EXTRACTED MATERIAL Start Marker
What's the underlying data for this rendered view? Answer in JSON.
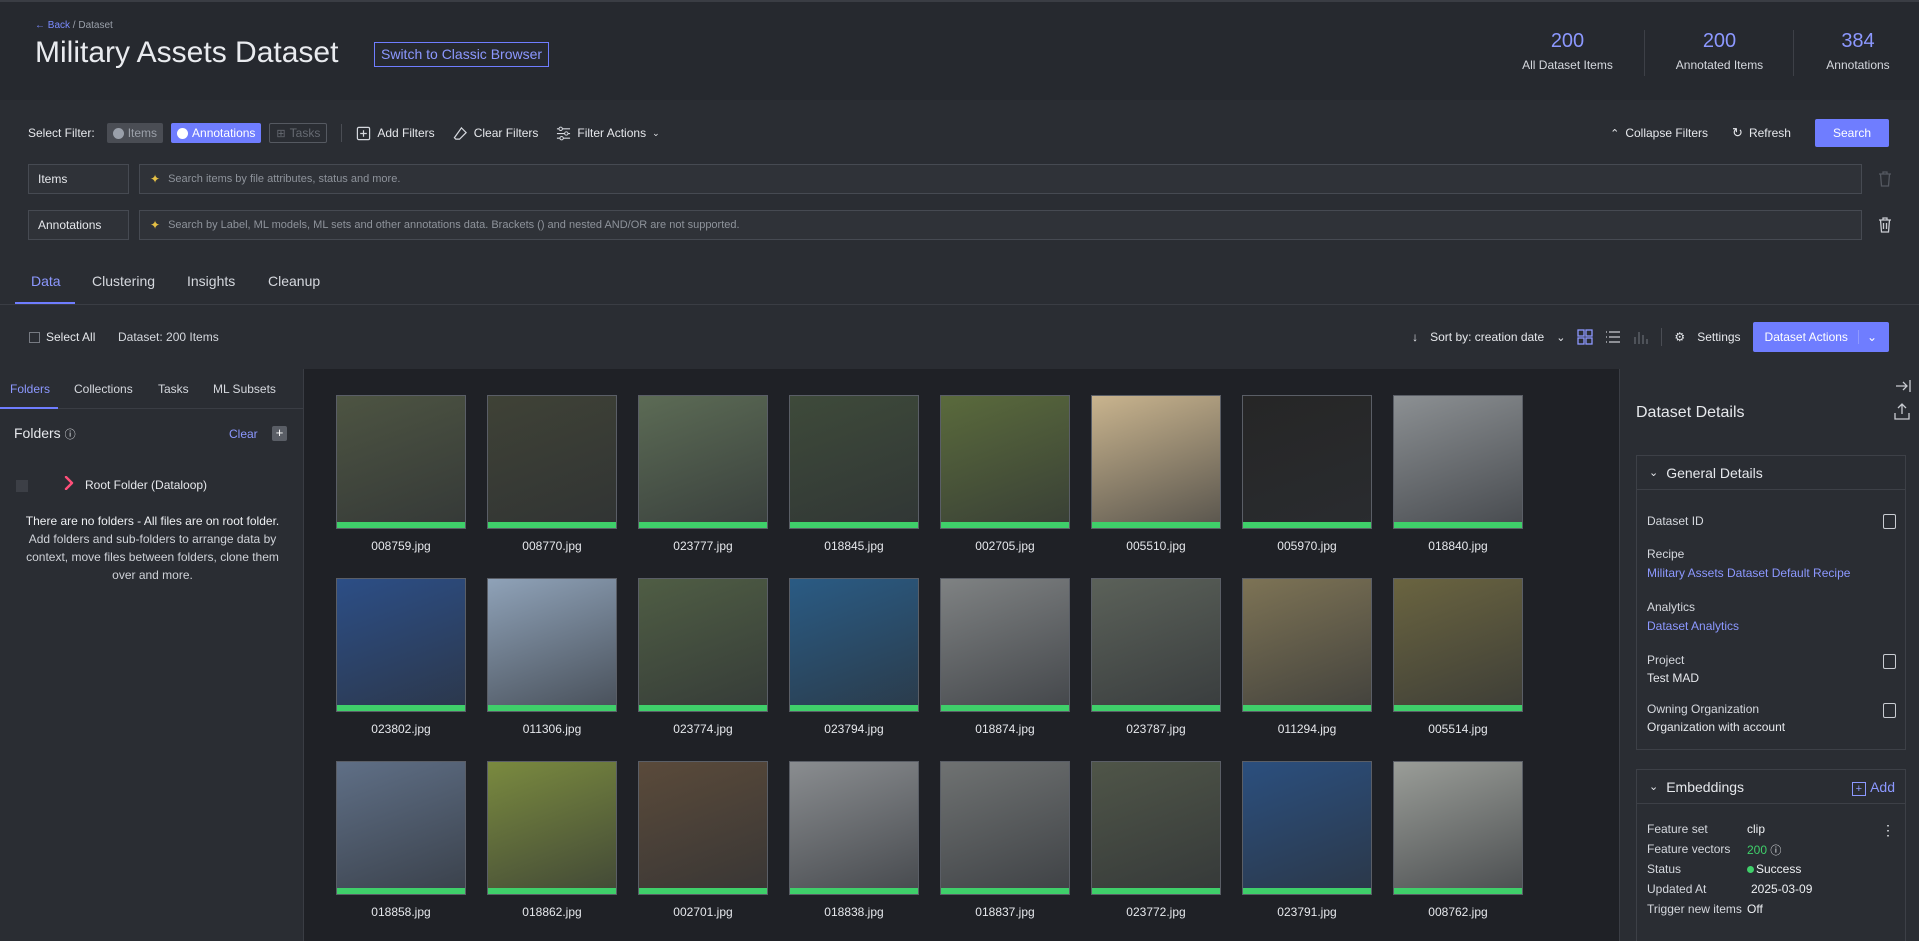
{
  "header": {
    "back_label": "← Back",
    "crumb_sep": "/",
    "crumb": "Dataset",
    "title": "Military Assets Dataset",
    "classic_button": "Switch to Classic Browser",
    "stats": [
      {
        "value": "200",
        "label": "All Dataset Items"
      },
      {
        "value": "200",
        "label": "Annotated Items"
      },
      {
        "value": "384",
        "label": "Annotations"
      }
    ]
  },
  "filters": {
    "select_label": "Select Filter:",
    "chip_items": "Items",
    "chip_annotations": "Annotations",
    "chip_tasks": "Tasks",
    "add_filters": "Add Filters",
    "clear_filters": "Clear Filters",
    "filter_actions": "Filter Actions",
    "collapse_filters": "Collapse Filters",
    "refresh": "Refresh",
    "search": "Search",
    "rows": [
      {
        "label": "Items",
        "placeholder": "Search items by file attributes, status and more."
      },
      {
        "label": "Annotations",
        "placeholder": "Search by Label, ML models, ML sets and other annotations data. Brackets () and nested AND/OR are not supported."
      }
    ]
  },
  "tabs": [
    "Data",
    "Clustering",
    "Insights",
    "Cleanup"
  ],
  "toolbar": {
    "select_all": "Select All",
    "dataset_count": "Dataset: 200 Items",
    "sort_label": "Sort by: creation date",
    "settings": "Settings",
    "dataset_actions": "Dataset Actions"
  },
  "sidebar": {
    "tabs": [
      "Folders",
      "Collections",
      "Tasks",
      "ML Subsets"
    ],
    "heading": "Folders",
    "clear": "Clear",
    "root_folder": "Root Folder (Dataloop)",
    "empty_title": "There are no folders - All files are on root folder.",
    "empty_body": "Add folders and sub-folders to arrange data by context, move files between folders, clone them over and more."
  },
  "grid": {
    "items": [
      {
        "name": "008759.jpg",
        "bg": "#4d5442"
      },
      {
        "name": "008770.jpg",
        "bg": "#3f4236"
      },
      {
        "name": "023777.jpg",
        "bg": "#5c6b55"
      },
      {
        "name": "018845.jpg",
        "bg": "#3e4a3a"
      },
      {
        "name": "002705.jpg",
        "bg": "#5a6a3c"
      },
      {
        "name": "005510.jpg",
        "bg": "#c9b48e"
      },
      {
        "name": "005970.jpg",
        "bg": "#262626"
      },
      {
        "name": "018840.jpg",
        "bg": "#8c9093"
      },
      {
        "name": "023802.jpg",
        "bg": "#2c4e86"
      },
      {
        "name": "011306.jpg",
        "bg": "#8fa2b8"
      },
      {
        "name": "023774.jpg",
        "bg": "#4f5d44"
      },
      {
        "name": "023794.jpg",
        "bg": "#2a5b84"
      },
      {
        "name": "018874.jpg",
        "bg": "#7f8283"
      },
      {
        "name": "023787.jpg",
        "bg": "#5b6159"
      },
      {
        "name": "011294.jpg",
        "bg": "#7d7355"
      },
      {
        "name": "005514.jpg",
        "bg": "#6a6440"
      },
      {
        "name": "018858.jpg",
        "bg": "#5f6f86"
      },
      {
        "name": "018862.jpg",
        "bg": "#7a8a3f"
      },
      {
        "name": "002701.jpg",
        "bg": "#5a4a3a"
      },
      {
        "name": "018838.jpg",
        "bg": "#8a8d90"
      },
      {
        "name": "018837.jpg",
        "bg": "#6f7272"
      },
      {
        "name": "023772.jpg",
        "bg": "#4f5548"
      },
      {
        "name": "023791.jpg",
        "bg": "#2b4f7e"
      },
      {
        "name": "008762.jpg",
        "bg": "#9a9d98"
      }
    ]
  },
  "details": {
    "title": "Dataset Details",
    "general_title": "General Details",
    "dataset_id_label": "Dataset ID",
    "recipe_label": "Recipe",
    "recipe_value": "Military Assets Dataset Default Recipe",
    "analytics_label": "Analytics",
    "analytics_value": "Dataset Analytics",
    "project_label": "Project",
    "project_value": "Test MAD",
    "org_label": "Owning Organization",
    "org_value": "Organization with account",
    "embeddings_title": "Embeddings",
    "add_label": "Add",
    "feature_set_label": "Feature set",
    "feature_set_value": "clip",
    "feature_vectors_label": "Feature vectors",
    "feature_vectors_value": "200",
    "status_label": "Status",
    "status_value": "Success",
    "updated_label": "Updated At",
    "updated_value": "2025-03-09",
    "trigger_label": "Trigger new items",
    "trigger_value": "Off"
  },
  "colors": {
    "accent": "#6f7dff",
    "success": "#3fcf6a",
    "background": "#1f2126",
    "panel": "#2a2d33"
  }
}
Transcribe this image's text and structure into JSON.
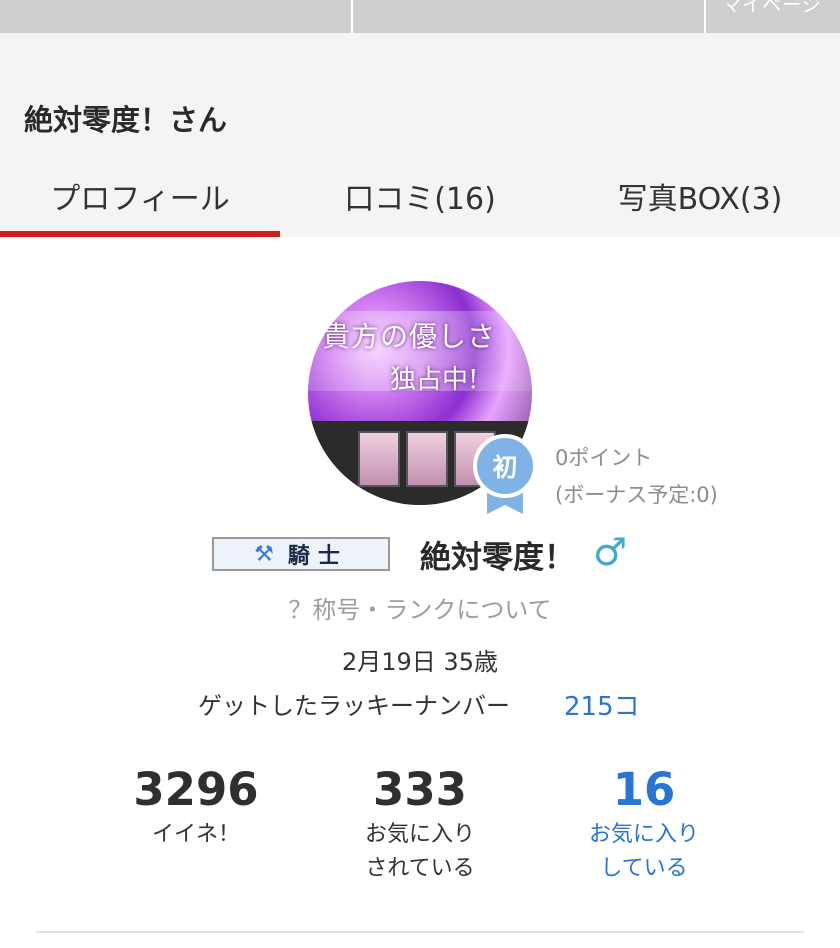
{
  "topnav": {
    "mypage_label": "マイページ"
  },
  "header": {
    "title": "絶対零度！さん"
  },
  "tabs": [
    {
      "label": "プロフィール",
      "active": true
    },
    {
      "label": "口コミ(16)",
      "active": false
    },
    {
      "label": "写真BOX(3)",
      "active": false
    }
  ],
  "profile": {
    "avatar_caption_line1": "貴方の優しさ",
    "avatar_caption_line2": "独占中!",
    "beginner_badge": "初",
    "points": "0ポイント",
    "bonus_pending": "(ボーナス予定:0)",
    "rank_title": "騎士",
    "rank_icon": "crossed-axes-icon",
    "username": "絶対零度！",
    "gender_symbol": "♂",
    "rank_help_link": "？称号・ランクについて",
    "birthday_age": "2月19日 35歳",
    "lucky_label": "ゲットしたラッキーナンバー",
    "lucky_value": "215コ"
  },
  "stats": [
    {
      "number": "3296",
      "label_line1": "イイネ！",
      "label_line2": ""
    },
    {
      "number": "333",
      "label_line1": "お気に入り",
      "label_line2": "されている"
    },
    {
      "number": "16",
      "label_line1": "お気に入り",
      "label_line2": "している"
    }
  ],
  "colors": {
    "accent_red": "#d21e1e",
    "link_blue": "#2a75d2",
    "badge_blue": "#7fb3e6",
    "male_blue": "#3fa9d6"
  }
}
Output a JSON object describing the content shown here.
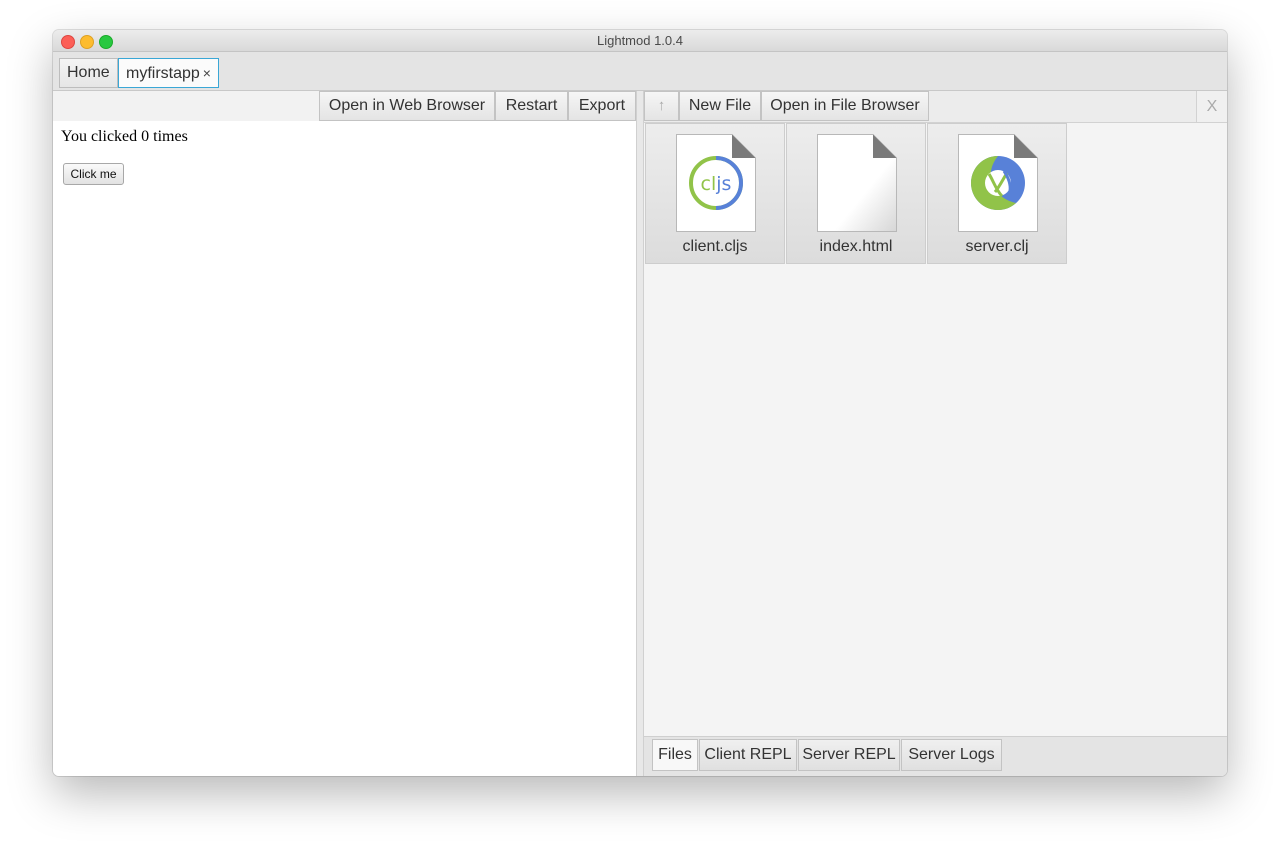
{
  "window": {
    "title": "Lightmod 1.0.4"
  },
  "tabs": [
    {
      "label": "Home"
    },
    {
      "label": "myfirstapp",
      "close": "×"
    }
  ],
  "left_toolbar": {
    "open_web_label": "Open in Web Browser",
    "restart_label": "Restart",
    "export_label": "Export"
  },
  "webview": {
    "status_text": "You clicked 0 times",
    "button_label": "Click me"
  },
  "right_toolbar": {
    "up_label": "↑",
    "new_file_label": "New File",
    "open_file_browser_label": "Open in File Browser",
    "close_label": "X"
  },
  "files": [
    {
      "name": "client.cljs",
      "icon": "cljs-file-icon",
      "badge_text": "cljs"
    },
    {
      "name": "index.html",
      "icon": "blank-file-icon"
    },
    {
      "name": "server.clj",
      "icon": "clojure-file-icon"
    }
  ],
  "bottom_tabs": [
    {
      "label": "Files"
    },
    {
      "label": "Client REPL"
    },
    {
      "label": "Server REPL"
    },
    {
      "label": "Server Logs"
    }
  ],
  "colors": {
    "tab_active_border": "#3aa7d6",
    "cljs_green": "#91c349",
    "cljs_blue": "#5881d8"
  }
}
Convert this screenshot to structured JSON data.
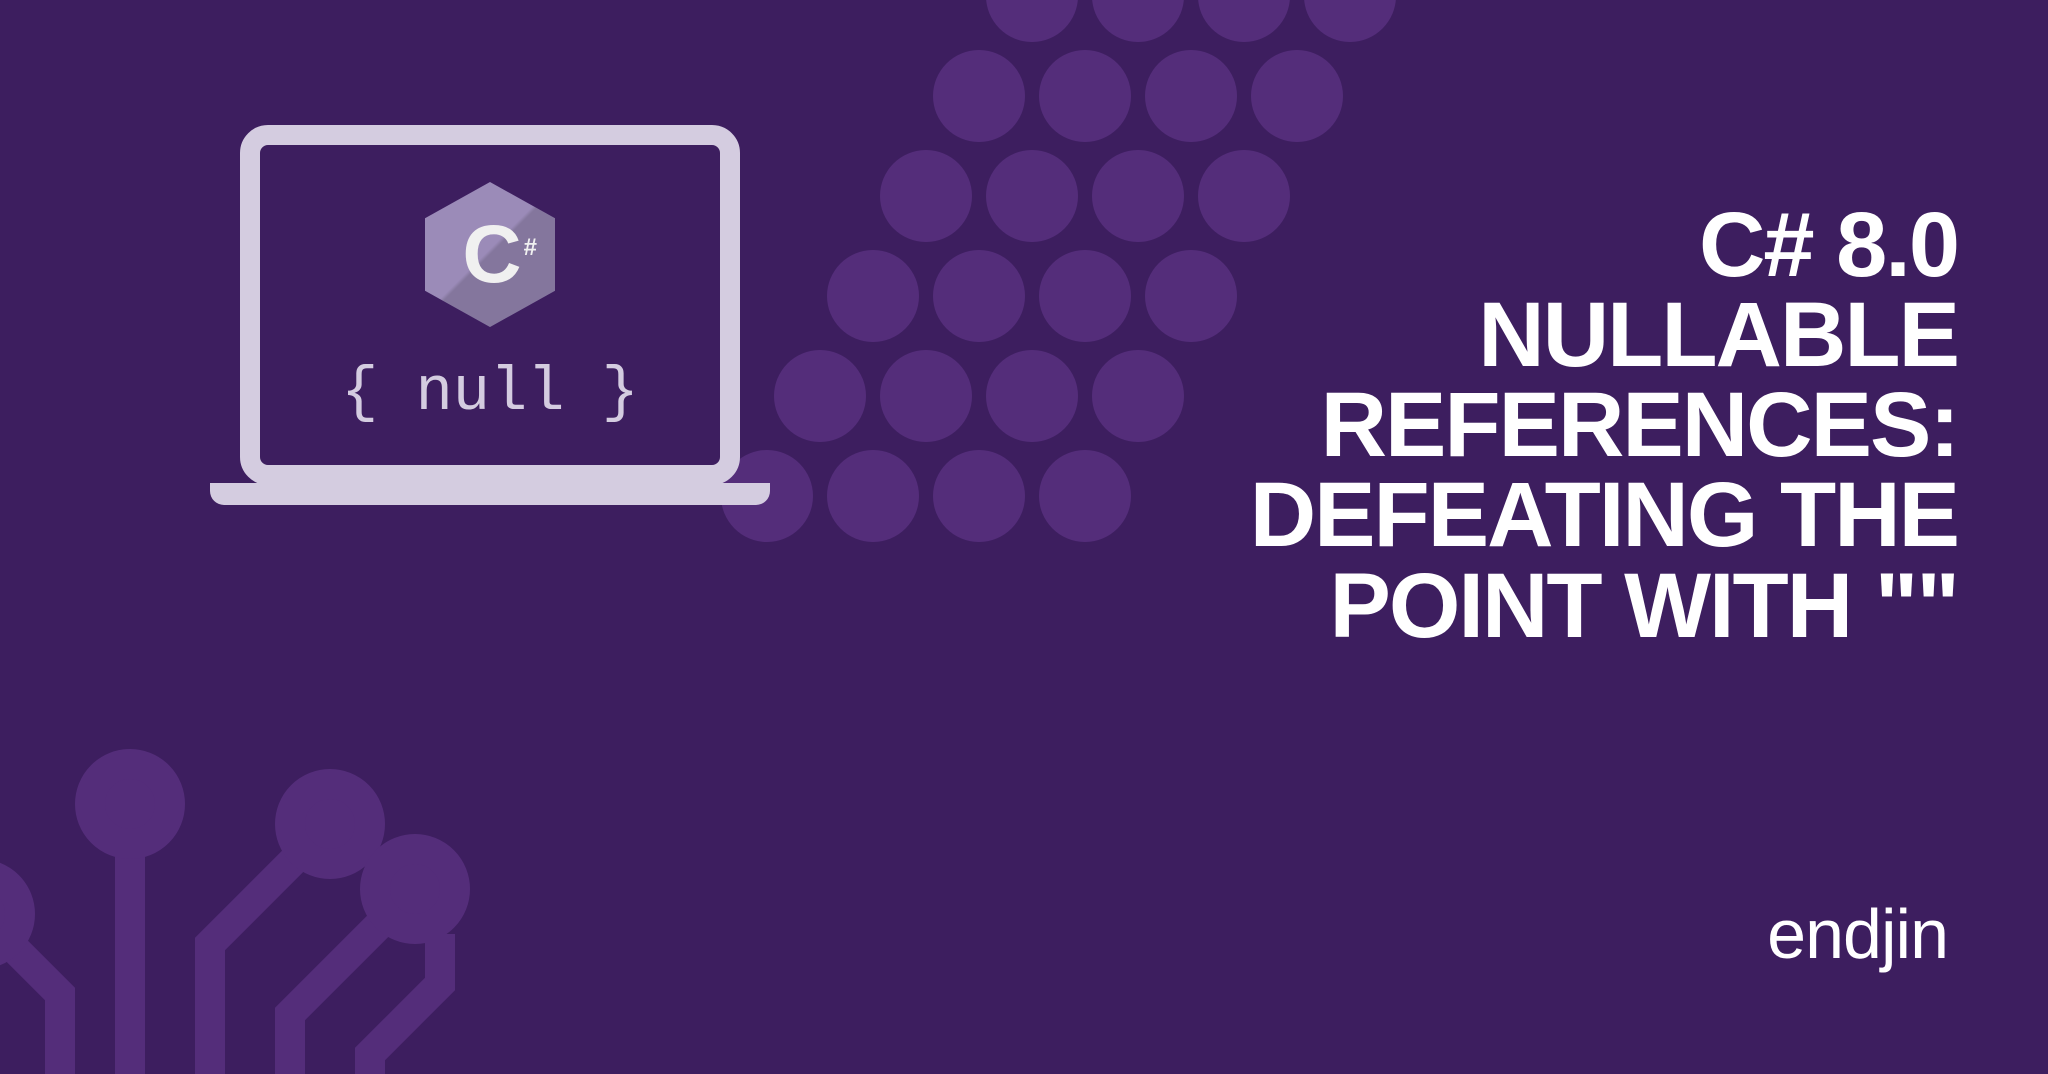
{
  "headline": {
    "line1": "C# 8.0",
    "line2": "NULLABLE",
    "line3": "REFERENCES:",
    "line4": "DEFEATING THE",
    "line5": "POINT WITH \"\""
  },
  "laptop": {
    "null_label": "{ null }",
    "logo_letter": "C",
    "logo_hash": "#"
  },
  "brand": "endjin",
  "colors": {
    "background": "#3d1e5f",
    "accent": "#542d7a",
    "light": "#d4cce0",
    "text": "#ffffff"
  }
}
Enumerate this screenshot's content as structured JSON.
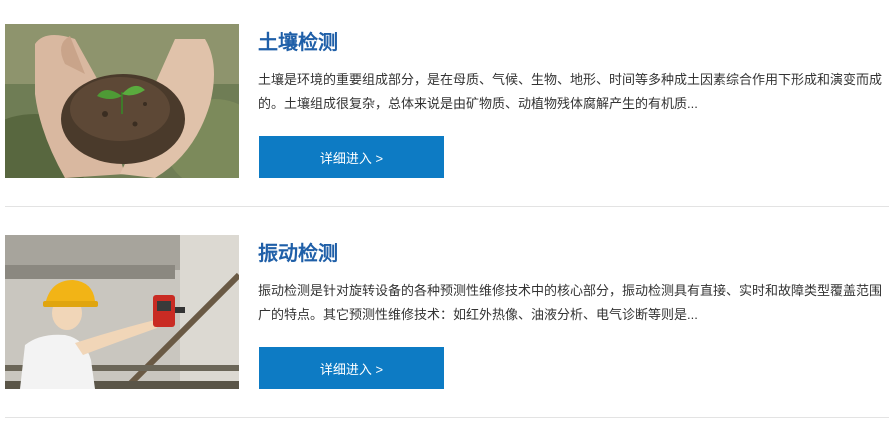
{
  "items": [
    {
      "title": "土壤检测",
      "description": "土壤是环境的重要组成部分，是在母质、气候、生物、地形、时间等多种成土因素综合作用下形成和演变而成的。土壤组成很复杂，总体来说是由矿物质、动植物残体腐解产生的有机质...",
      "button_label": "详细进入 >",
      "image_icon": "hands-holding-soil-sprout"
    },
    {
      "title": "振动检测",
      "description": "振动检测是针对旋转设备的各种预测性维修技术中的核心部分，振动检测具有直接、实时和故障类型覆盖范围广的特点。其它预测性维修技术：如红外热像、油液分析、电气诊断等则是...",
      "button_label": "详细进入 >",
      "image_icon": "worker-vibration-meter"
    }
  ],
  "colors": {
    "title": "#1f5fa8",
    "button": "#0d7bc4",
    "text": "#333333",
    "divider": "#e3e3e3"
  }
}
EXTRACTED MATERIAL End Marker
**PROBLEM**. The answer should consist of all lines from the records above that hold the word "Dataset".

**EXERCISE ANSWER**.
    "crumb": "Dataset",
    "title": "Military Assets Dataset",
        "label": "All Dataset Items"
    "dataset_count": "Dataset: 200 Items",
    "dataset_actions": "Dataset Actions"
    "title": "Dataset Details",
    "dataset_id_label": "Dataset ID",
    "recipe_value": "Military Assets Dataset Default Recipe",
    "analytics_value": "Dataset Analytics",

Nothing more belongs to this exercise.